● MATERIAL FOR THE TASK
===============

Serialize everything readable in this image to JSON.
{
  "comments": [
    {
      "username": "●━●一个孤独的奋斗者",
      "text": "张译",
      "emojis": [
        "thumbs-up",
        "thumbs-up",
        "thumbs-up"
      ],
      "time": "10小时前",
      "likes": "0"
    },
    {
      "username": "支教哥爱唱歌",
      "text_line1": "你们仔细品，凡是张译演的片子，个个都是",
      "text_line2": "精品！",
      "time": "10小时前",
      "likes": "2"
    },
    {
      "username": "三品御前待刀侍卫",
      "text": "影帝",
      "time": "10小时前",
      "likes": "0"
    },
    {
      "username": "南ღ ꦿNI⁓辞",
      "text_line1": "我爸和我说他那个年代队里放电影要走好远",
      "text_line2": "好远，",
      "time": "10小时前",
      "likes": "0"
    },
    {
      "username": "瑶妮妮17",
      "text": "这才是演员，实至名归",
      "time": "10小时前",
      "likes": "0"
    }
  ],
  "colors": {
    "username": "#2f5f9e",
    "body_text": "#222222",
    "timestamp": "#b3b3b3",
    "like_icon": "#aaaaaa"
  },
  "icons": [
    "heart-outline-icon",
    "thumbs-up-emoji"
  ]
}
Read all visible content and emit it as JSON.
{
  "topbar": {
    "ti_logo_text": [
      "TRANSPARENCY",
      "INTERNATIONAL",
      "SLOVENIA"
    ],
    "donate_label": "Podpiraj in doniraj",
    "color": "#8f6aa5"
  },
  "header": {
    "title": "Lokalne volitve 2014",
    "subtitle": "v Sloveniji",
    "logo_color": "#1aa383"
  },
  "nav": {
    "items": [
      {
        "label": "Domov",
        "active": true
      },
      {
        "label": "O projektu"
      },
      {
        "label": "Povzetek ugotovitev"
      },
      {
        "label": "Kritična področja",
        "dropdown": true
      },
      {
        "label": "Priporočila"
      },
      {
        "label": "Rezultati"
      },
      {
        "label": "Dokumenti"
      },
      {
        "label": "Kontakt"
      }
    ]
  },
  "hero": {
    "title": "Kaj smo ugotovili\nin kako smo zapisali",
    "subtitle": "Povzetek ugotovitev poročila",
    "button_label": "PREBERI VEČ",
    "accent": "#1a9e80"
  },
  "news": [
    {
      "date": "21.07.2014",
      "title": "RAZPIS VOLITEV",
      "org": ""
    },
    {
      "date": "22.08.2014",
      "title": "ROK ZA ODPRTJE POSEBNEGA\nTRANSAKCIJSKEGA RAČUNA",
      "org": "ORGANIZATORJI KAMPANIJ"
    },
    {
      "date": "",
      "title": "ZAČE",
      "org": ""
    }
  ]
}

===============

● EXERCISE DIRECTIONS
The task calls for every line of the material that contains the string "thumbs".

● RESPONSE TO THE EXERCISE
        "thumbs-up",
        "thumbs-up",
        "thumbs-up"
    "thumbs-up-emoji"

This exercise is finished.